I may write a larger post about this, but let me just say now that learning--truly being a pupil of--a foreign language (not to mention three or four of them!) is very humbling, and indeed a kind of self-mortification.
In any case, I am still in my "home away from home," Taiwan, enjoying the days as God permits them to blossom around me. Going to Kenting was a real blessing, a privilege, in fact, and I feel recharged for a new stretch of seeking holiness, feeble as I may be. (Oh, also, this morning I discovered a large raspberry tree is blossoming right outside my office window! Hooray for "living off the land"!)
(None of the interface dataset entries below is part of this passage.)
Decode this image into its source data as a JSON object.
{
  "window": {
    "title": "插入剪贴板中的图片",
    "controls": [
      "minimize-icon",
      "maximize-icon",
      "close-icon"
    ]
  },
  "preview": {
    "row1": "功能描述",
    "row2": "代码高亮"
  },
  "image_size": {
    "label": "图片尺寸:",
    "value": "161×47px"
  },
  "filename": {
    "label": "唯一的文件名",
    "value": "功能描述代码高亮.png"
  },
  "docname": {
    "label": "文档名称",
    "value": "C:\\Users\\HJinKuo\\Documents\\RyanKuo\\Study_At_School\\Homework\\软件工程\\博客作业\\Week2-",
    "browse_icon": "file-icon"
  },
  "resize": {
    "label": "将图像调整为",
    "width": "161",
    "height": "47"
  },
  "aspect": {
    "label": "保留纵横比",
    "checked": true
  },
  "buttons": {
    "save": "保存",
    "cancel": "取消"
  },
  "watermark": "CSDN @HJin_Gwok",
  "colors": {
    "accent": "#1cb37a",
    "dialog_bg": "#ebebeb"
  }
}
I would also like to mention that Fr. Leon, longtime head pastor of Immaculate Conception Catholic Church in Jacksonville, FL, passed away this weekend as well. As my father put it, "If we all gave half as much of our lives as he did, we'd be a lot better off." I will miss him too and I cherish his prayers and counsel from a year and a half ago. Be sure to pray for his soul and all the departed.